Lost in this whole sordid, twisted Sarah Phillips fiasco was the brief cameo by Brent, the proprietor of @FauxJohnMadden, Twitter's leading source for tweets definitely not composed by the legendary Hall of Fame coach and Tinactin spokesman.
Here's the relevant passage from today's story:
Ben was definitely interested. He was wondering if there were other people who were involved.
"We're on Twitter - there's me (@SarahPhilli), Brent (@FauxJohnMadden), and Erik (@_Happy_Gilmore)," she wrote. "Our main editor (director, web design and investor) can be reached at 541.xxx.xxxx. His name is Nick. The viewer rate is for contributors only. Editors are paid on viewership by salary (percentage of website views). So, say we make $20K in June, and your posts account for 25% of the total viewership. You'll make $5,000."
She continued: "We are going to have a transparent pay system where everyone can see the actual dollars generated with advertisers. That way everyone knows they're being paid appropriately, similar to what we do at ESPN.com."
After our story published, Brent/FauxJohnMadden felt the need to clarify his side of the events, so he broke character and released a statement earlier today:
I was happy today, at my regular job (yes, I do have one.. to answer that question) when I decided to check my mentions on FJM. To my surprise, my name was linked with a pretty damning article posted by the people at Deadspin about Sarah Phillips, a writer for ESPN.com, who allegedly conspired to steal a 19-year olds highly successful page on Facebook.. to the tune of nearly 800K likes.
I just want to give my side of the story, and why my name popped up in this article. Because my name is very important to me.. and this was NOT what I anticipated.
I was offered the opportunity to write material for a new website that was being proposed geared towards mixing sports with comedy. As an avid sports fan who likes to crack jokes - often times corny, sometimes awful - this appealed to me. Especially given the fact the person with this idea writes for ESPN.com. I figured what better way to get that recognition than by writing under an umbrella with actual ESPN talent. I was offered the same perks you have probably read about in the article, namely being paid on the page views the site would generate - lofty numbers were thrown around in the neighborhood of $100K a year. Which, to write jokes, seems like a good deal right?
I NEVER had any idea that behind the scenes a 19-year old kid with a lot of talent was having his account jacked from him.
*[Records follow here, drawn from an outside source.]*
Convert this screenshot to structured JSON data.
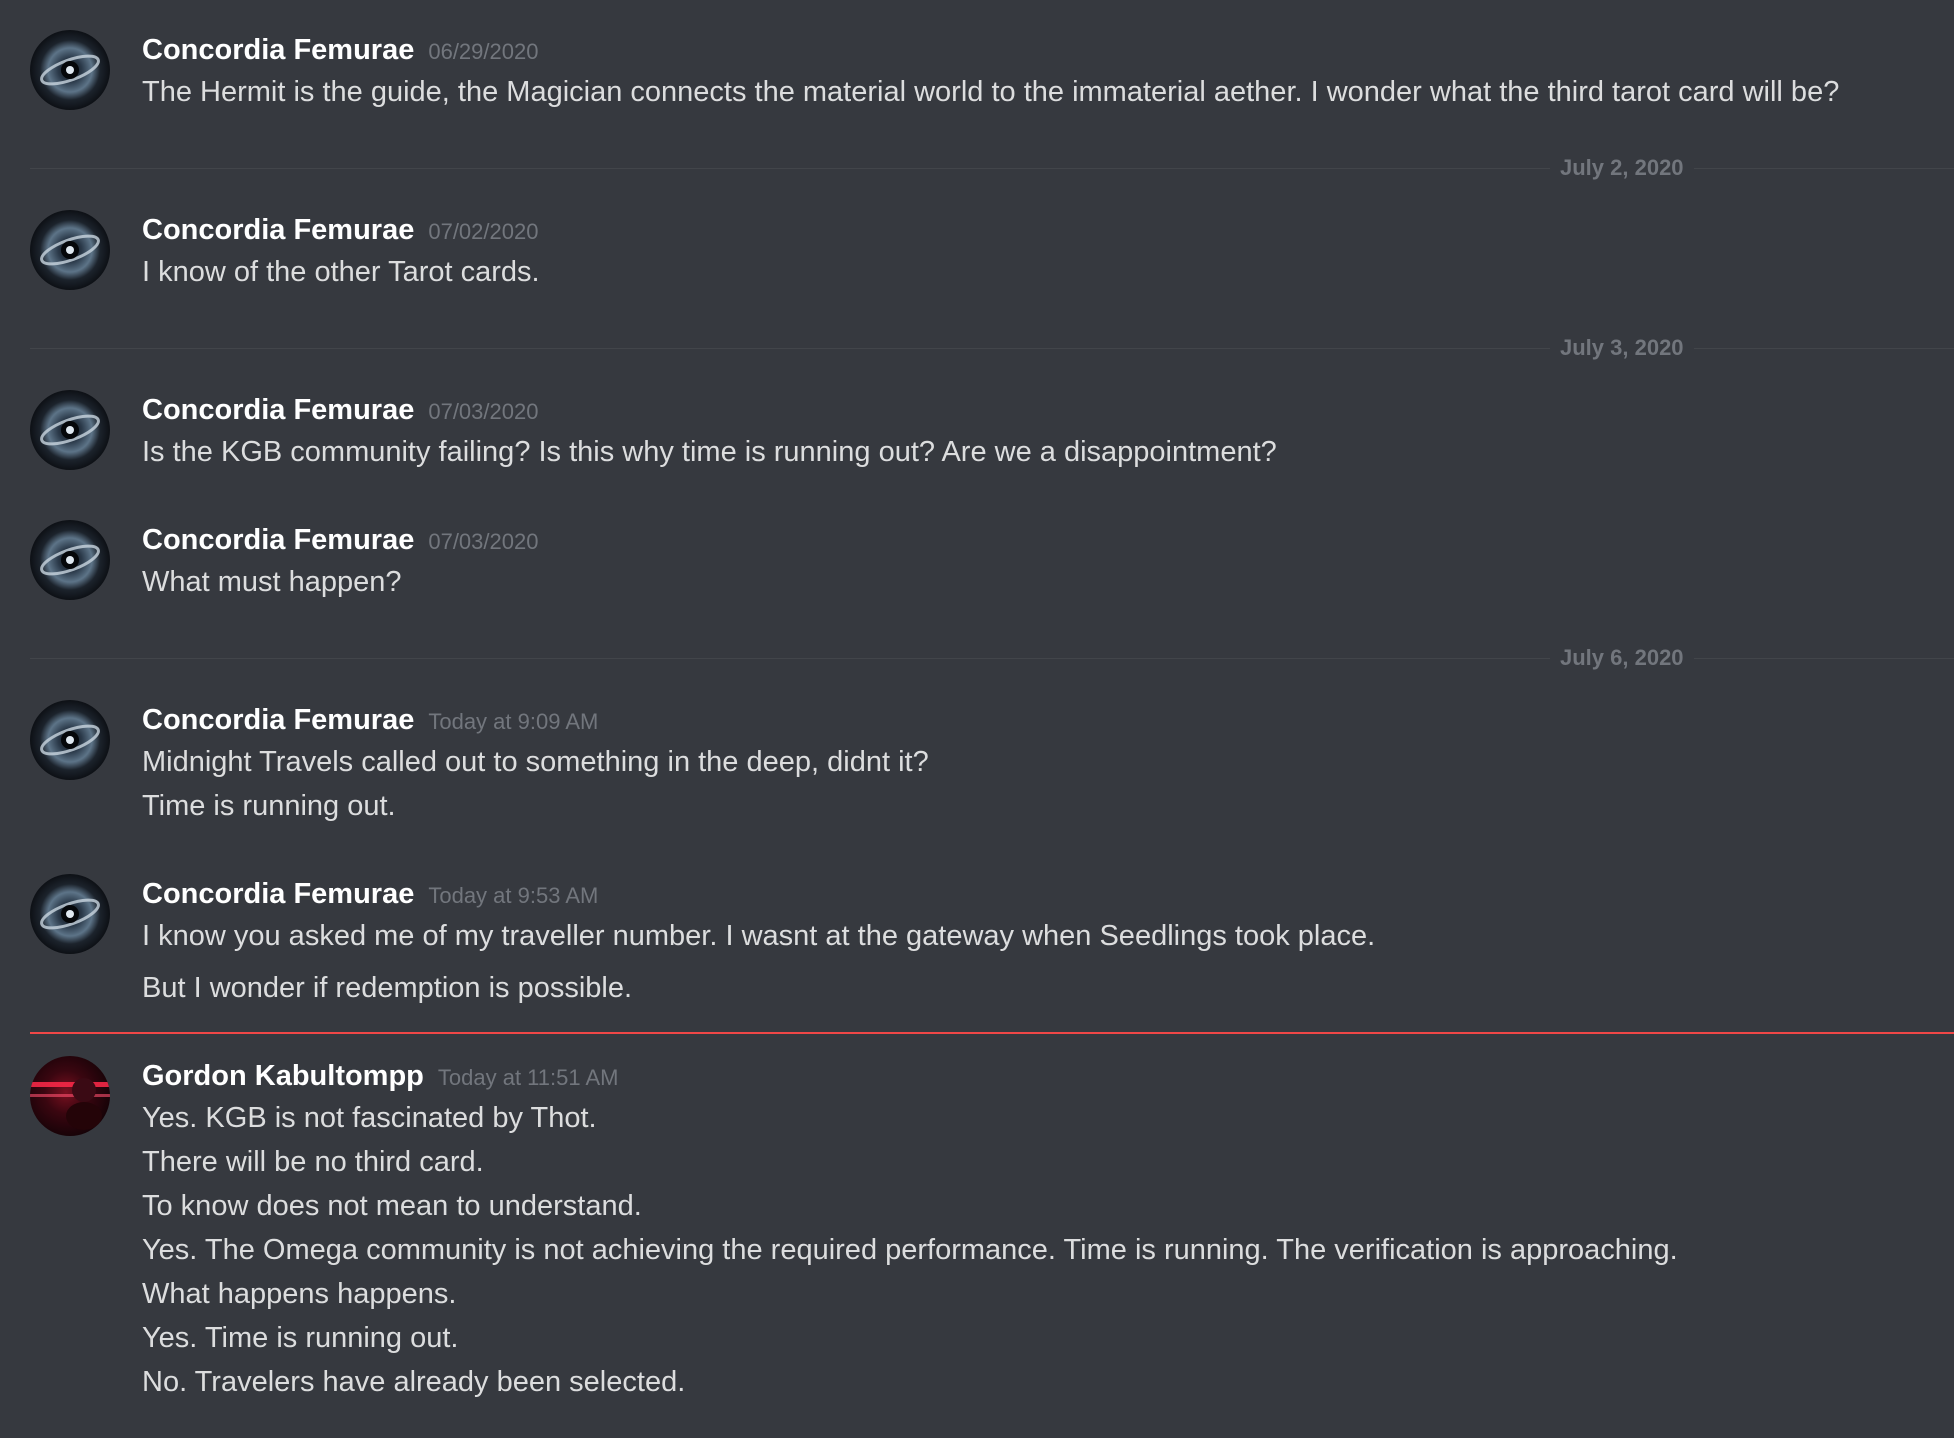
{
  "colors": {
    "background": "#36393f",
    "username": "#ffffff",
    "message_text": "#dcddde",
    "timestamp": "#72767d",
    "divider": "#42454a",
    "new_messages_divider": "#f04747"
  },
  "dividers": [
    {
      "label": "July 2, 2020"
    },
    {
      "label": "July 3, 2020"
    },
    {
      "label": "July 6, 2020"
    }
  ],
  "messages": [
    {
      "username": "Concordia Femurae",
      "timestamp": "06/29/2020",
      "avatar": "black-hole-avatar",
      "lines": [
        "The Hermit is the guide, the Magician connects the material world to the immaterial aether. I wonder what the third tarot card will be?"
      ]
    },
    {
      "username": "Concordia Femurae",
      "timestamp": "07/02/2020",
      "avatar": "black-hole-avatar",
      "lines": [
        "I know of the other Tarot cards."
      ]
    },
    {
      "username": "Concordia Femurae",
      "timestamp": "07/03/2020",
      "avatar": "black-hole-avatar",
      "lines": [
        "Is the KGB community failing? Is this why time is running out? Are we a disappointment?"
      ]
    },
    {
      "username": "Concordia Femurae",
      "timestamp": "07/03/2020",
      "avatar": "black-hole-avatar",
      "lines": [
        "What must happen?"
      ]
    },
    {
      "username": "Concordia Femurae",
      "timestamp": "Today at 9:09 AM",
      "avatar": "black-hole-avatar",
      "lines": [
        "Midnight Travels called out to something in the deep, didnt it?",
        "Time is running out."
      ]
    },
    {
      "username": "Concordia Femurae",
      "timestamp": "Today at 9:53 AM",
      "avatar": "black-hole-avatar",
      "lines": [
        "I know you asked me of my traveller number. I wasnt at the gateway when Seedlings took place.",
        "But I wonder if redemption is possible."
      ]
    },
    {
      "username": "Gordon Kabultompp",
      "timestamp": "Today at 11:51 AM",
      "avatar": "red-light-avatar",
      "lines": [
        "Yes. KGB is not fascinated by Thot.",
        "There will be no third card.",
        "To know does not mean to understand.",
        "Yes. The Omega community is not achieving the required performance. Time is running. The verification is approaching.",
        "What happens happens.",
        "Yes. Time is running out.",
        "No. Travelers have already been selected."
      ]
    }
  ]
}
All that was ever said to me was "We are looking to add contributors to this site to fuel quick growth and page views..." and often times this particular Facebook account was mentioned as a leading contributor on this future site due to the sheer amount of traffic he could possibly bring to the site. Along with him, myself and another parody account (@_Happy_Gilmore) were pegged as the driving force to make this site grow .. NEVER were we knowing that all along this was in a better word, a giant scam. Luckily it never progressed this far with my own account .. and I didn't suffer the same unfortunate repercussions of the individual named in the article.
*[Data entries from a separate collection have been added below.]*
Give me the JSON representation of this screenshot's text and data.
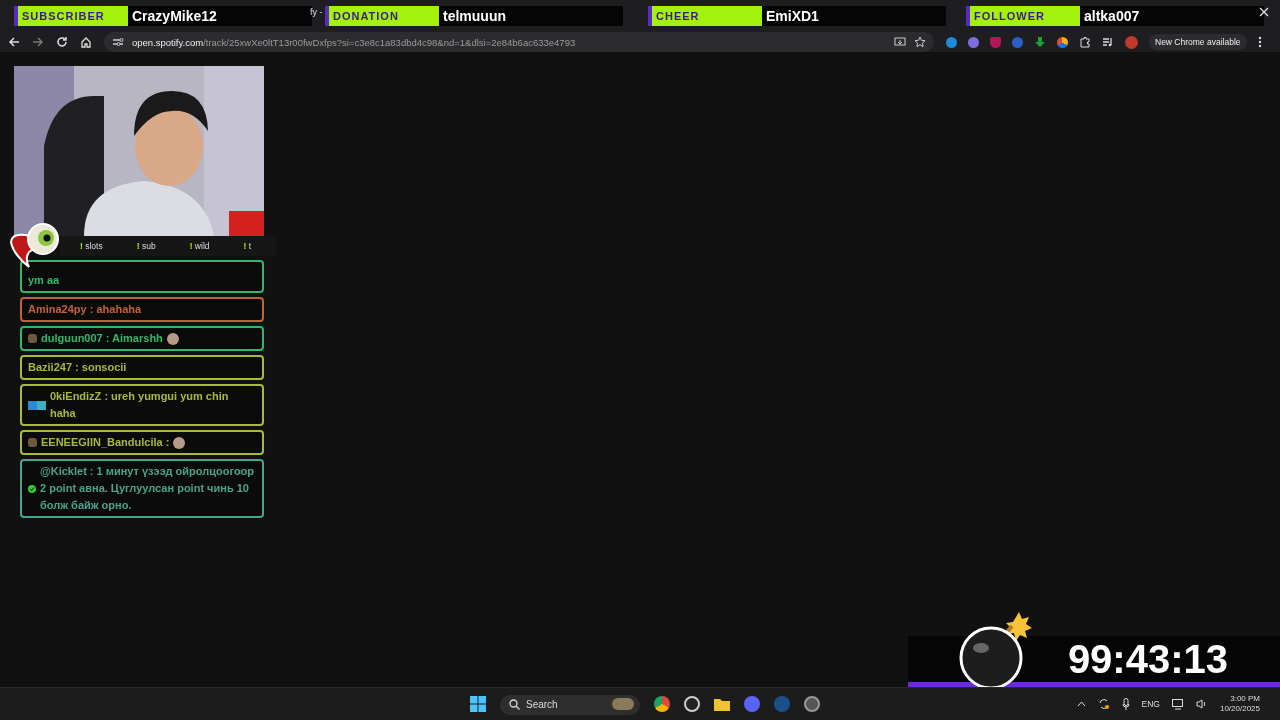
{
  "alerts": [
    {
      "label": "SUBSCRIBER",
      "name": "CrazyMike12"
    },
    {
      "label": "DONATION",
      "name": "telmuuun"
    },
    {
      "label": "CHEER",
      "name": "EmiXD1"
    },
    {
      "label": "FOLLOWER",
      "name": "altka007"
    }
  ],
  "tab_fragment": "fy -",
  "browser": {
    "url_host": "open.spotify.com",
    "url_path": "/track/25xwXe0ltT13r00fwDxfps?si=c3e8c1a83dbd4c98&nd=1&dlsi=2e84b6ac633e4793",
    "update_button": "New Chrome available"
  },
  "commands": [
    {
      "mark": "!",
      "label": "slots"
    },
    {
      "mark": "!",
      "label": "sub"
    },
    {
      "mark": "!",
      "label": "wild"
    },
    {
      "mark": "!",
      "label": "t"
    }
  ],
  "chat": [
    {
      "kind": "plain",
      "text": "ym aa",
      "color": "#2fb86a",
      "emote": false
    },
    {
      "kind": "plain",
      "text": "Amina24py : ahahaha",
      "color": "#c2623a",
      "emote": false
    },
    {
      "kind": "badged",
      "text": "dulguun007 : Aimarshh",
      "color": "#2fb86a",
      "emote": true
    },
    {
      "kind": "plain",
      "text": "Bazii247 : sonsocii",
      "color": "#a9b93a",
      "emote": false
    },
    {
      "kind": "tools",
      "text": "0kiEndizZ : ureh yumgui yum chin haha",
      "color": "#a9b93a",
      "emote": false
    },
    {
      "kind": "badged",
      "text": "EENEEGIIN_Bandulcila :",
      "color": "#a9b93a",
      "emote": true
    },
    {
      "kind": "verified",
      "text": "@Kicklet : 1 минут үзээд ойролцоогоор 2 point авна. Цуглуулсан point чинь 10 болж байж орно.",
      "color": "#4aa38a",
      "emote": false
    }
  ],
  "timer": "99:43:13",
  "taskbar": {
    "search_placeholder": "Search",
    "language": "ENG",
    "time": "3:00 PM",
    "date": "10/20/2025"
  }
}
I just want to attempt to clear my name of any wrong doing, hopefully move on from this article.. and continue to post semi-entertaining content from Faux John Madden.
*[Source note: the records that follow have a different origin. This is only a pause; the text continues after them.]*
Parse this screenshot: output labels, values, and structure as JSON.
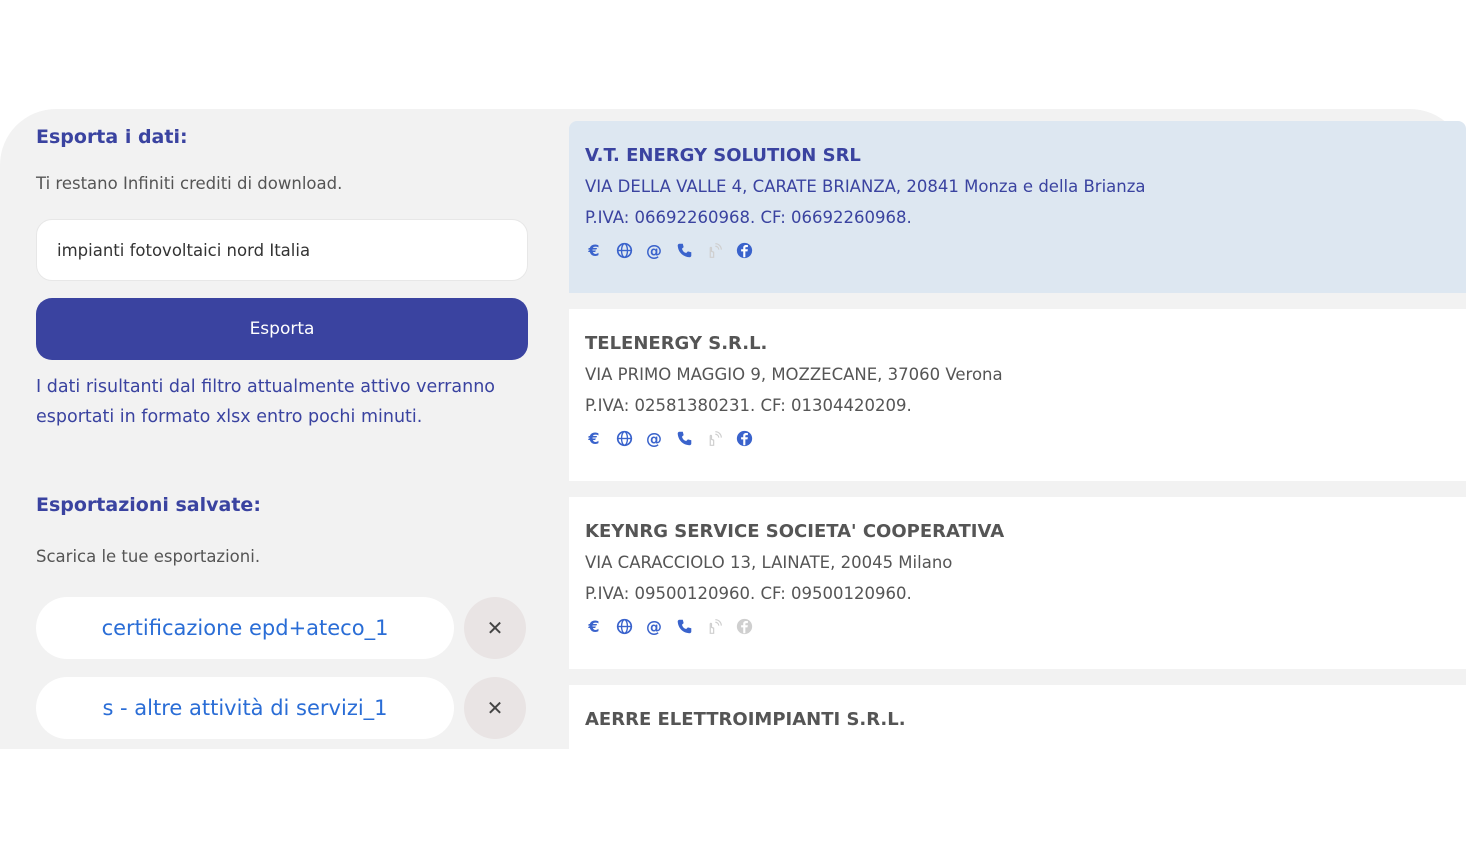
{
  "export": {
    "title": "Esporta i dati:",
    "credits_text": "Ti restano Infiniti crediti di download.",
    "search_value": "impianti fotovoltaici nord Italia",
    "export_button": "Esporta",
    "info_text": "I dati risultanti dal filtro attualmente attivo verranno esportati in formato xlsx entro pochi minuti."
  },
  "saved": {
    "title": "Esportazioni salvate:",
    "subtitle": "Scarica le tue esportazioni.",
    "remove_glyph": "✕",
    "items": [
      {
        "label": "certificazione epd+ateco_1"
      },
      {
        "label": "s - altre attività di servizi_1"
      }
    ]
  },
  "results": [
    {
      "name": "V.T. ENERGY SOLUTION SRL",
      "address": "VIA DELLA VALLE 4, CARATE BRIANZA, 20841 Monza e della Brianza",
      "tax": "P.IVA: 06692260968. CF: 06692260968.",
      "selected": true,
      "icons": [
        "euro-icon",
        "globe-icon",
        "at-icon",
        "phone-icon",
        "pec-icon",
        "facebook-icon"
      ],
      "icons_on": [
        true,
        true,
        true,
        true,
        false,
        true
      ]
    },
    {
      "name": "TELENERGY S.R.L.",
      "address": "VIA PRIMO MAGGIO 9, MOZZECANE, 37060 Verona",
      "tax": "P.IVA: 02581380231. CF: 01304420209.",
      "selected": false,
      "icons": [
        "euro-icon",
        "globe-icon",
        "at-icon",
        "phone-icon",
        "pec-icon",
        "facebook-icon"
      ],
      "icons_on": [
        true,
        true,
        true,
        true,
        false,
        true
      ]
    },
    {
      "name": "KEYNRG SERVICE SOCIETA' COOPERATIVA",
      "address": "VIA CARACCIOLO 13, LAINATE, 20045 Milano",
      "tax": "P.IVA: 09500120960. CF: 09500120960.",
      "selected": false,
      "icons": [
        "euro-icon",
        "globe-icon",
        "at-icon",
        "phone-icon",
        "pec-icon",
        "facebook-icon"
      ],
      "icons_on": [
        true,
        true,
        true,
        true,
        false,
        false
      ]
    },
    {
      "name": "AERRE ELETTROIMPIANTI S.R.L.",
      "address": "",
      "tax": "",
      "selected": false,
      "icons": [],
      "icons_on": []
    }
  ],
  "colors": {
    "accent": "#3a43a0",
    "link_blue": "#2a6dd6",
    "icon_blue": "#3a63cc",
    "icon_off": "#cfcfcf",
    "selected_bg": "#dde7f1"
  }
}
As for @_Happy_Gilmore, the other account mentioned in the alleged scam, check back tomorrow.